Despite knowing how imperative it is to be ready for the future, we often procrastinate or put it aside. Women, for example, realize the need to think about life after they retire. But like men, they tend to prioritize their responsibilities in the family and career goals before considering their post-professional lives.
“It could be because just thinking about retirement makes it scary,” opines Nicole Bernabe, financial advisor and unit manager at Sunlife of Canada Philippines, Inc. on why women tend to put their retirement needs last. Aside from women realizing that they will be older, the responsibilities that go with it may also dissuade them from preparing. “One reason is because they may be enjoying too much on things their salary can buy such as travels, food (eating out), going out with friends, make-up, etc.” Bernabe says that while women should reward themselves for their hard work, they should also be responsible and be disciplined about saving. Forbes.com contributor Richard Eisenberg in a column last year featured the results of the 17th Annual Transamerica Retirement Survey: A Compendium of Findings About American Workers which showed that compared to men, women are saving less for retirement. In his article, entitled “Women and Retirement: Saving Less, Worrying More,” only 56 percent of women are involved in monitoring and managing their retirement savings compared to 70 percent of men. Further, women in the survey prioritized “just getting by — covering basic living expenses.” Reassessing your retirement approach can help you strengthen your future (and can even allow you to retire earlier). Here are some reminders women should keep in mind:
- Prepare as early as possible.
How early should you plan your retirement? “The best time to think about it is when you land your first job or receive your first salary,” Bernabe advises. “Save a portion of your pay every month, and place it in instruments that earn higher than a savings account such as investments. As time goes by, this will generate a huge amount of money. This will be your passive income.” Always remember that starting to think about retirement earlier gives you the kind of retirement you deserve.
- Consider life events and priorities.
Women play a myriad of roles, and all these should be considered along with retirement plans, reminds the financial advisor. Breadwinners consider their family’s needs immediately after graduation. Some are fortunate to have their salaries all to themselves. Match your financial responsibilities with life events such as getting married, having children, and paying for their education, purchasing a house, starting a business, and other unforeseen events, says Bernabe.
- Do not depend on your partner entirely.
Should women think about retirement differently if their spouses or partners retire earlier, later, close to when they do? “If we were in the olden days, the husband’s retirement will affect everyone in the family,” the Sunlife of Canada Philippines, Inc. unit manager avers. “This is not the case now. Women should have their own retirement funds and work on them as early as when they get their job – regardless of their partner’s own timeline.” A woman should also be insured even before they meet their partners in life. “Their decision shouldn’t be influenced on whether their husband or partner is insured. It’ll be great if everyone in the family has a life insurance. This will ensure the survival of the family’s lifestyle in the unforeseen event of a demise.”

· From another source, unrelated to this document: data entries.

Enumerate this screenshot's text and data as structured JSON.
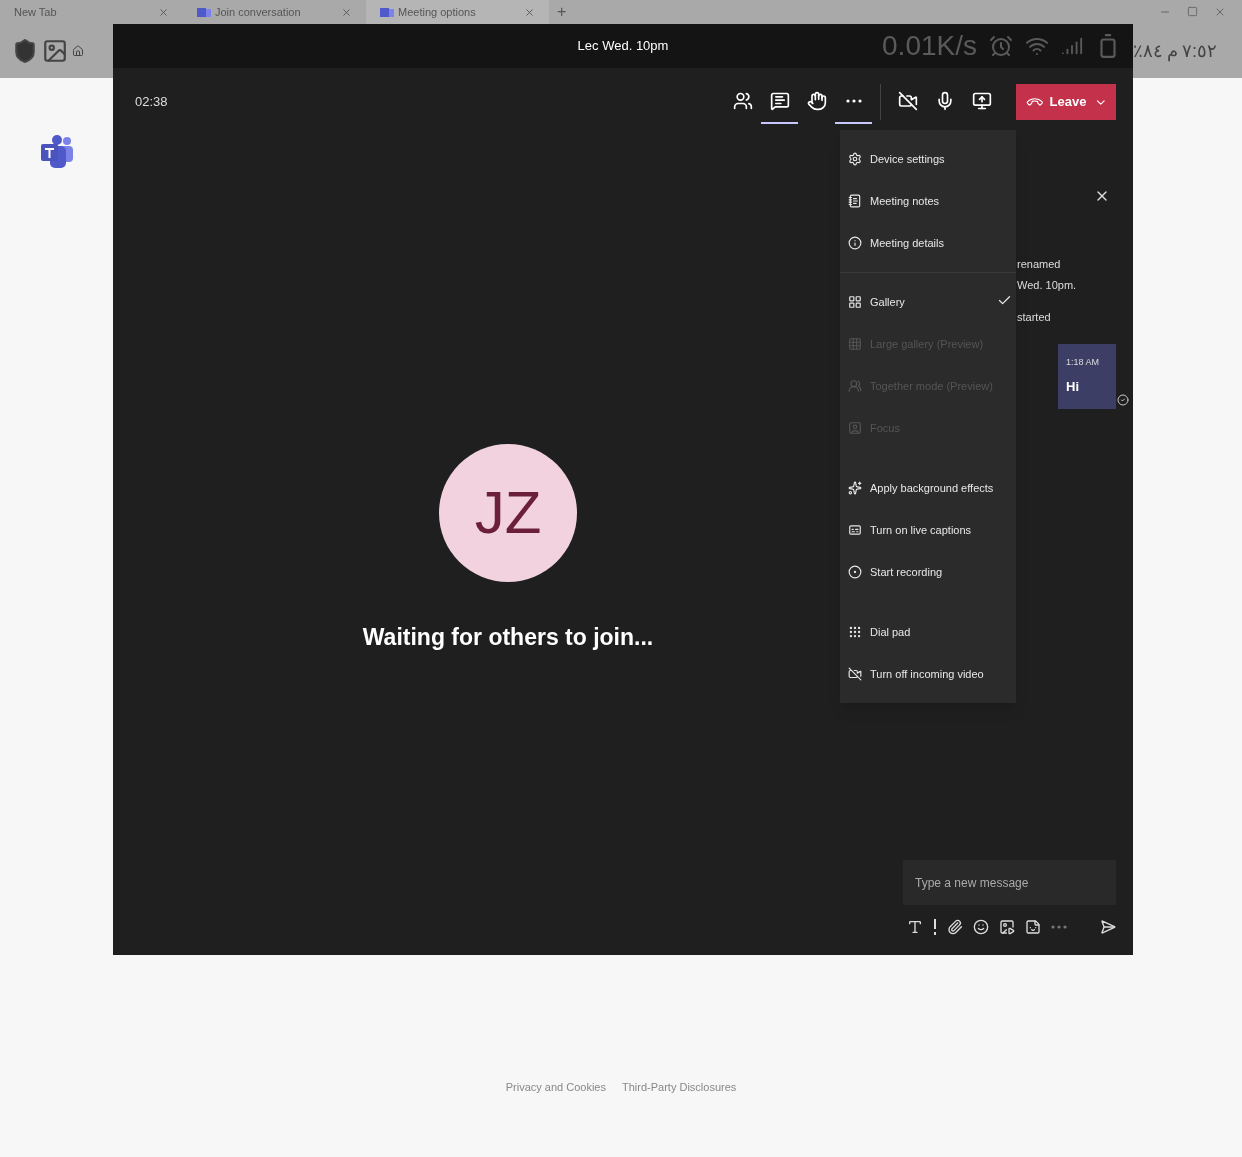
{
  "browser": {
    "tabs": [
      {
        "label": "New Tab",
        "selected": false
      },
      {
        "label": "Join conversation",
        "selected": false
      },
      {
        "label": "Meeting options",
        "selected": true
      }
    ],
    "new_tab": "+",
    "status": [
      "٧:٥٢",
      "م",
      "٪٨٤"
    ]
  },
  "meeting": {
    "title": "Lec Wed. 10pm",
    "net_speed": "0.01K/s",
    "timer": "02:38",
    "toolbar": [
      {
        "kind": "people",
        "selected": false
      },
      {
        "kind": "chat",
        "selected": true
      },
      {
        "kind": "hand",
        "selected": false
      },
      {
        "kind": "more",
        "selected": true
      },
      {
        "kind": "camera",
        "selected": false
      },
      {
        "kind": "mic",
        "selected": false
      },
      {
        "kind": "share",
        "selected": false
      }
    ],
    "leave": "Leave",
    "avatar": {
      "initials": "JZ"
    },
    "waiting": "Waiting for others to join...",
    "menu": {
      "groups": [
        [
          {
            "label": "Device settings",
            "disabled": false,
            "checked": false
          },
          {
            "label": "Meeting notes",
            "disabled": false,
            "checked": false
          },
          {
            "label": "Meeting details",
            "disabled": false,
            "checked": false
          }
        ],
        [
          {
            "label": "Gallery",
            "disabled": false,
            "checked": true
          },
          {
            "label": "Large gallery (Preview)",
            "disabled": true,
            "checked": false
          },
          {
            "label": "Together mode (Preview)",
            "disabled": true,
            "checked": false
          },
          {
            "label": "Focus",
            "disabled": true,
            "checked": false
          }
        ],
        [
          {
            "label": "Apply background effects",
            "disabled": false,
            "checked": false
          },
          {
            "label": "Turn on live captions",
            "disabled": false,
            "checked": false
          },
          {
            "label": "Start recording",
            "disabled": false,
            "checked": false
          }
        ],
        [
          {
            "label": "Dial pad",
            "disabled": false,
            "checked": false
          },
          {
            "label": "Turn off incoming video",
            "disabled": false,
            "checked": false
          }
        ]
      ]
    },
    "chat": {
      "events": [
        "renamed",
        "Wed. 10pm.",
        "started"
      ],
      "message": {
        "time": "1:18 AM",
        "text": "Hi"
      },
      "compose": {
        "placeholder": "Type a new message"
      }
    }
  },
  "footer": {
    "links": [
      "Privacy and Cookies",
      "Third-Party Disclosures"
    ]
  }
}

- Plan out your financial plan.
Ensure that your savings can cover everything you and your loved ones may need. Emergency funds should be commensurate to the total amount of a person’s monthly expense for three to six months. It will also be helpful to have life insurance for the whole family, most especially its breadwinners, says Bernabe. Study how investing in guaranteed returns and mutual funds can boost your savings by giving you higher rates.
- Never think you can save later.
Delaying one’s ability to save is a common mistake of some people. “It is more difficult to save when you’re older because of all the responsibilities that go hand-in-hand with maturity,” says Bernabe. “To get back on track will require a lot of discipline and sacrifice. Women can cut off some unnecessary expenses to ensure that they can make up for all the time they did not spend. Investing in higher-yielding instruments such as equities and stocks is one of the things they can do to bounce back again.”
- Contact a financial expert.
Enable a financial advisor to conduct a thorough financial needs analysis and advice you on the type of insurance and investments you can acquire. Bernabe (firstname.lastname@example.org. ph), who is part of the insurance firm that has been in the country for over 120 years, says that plans and costs are dependent on the needs of a person. Health protection, life insurance, and retirement coverage can start from P2,000 to P5,000 a month.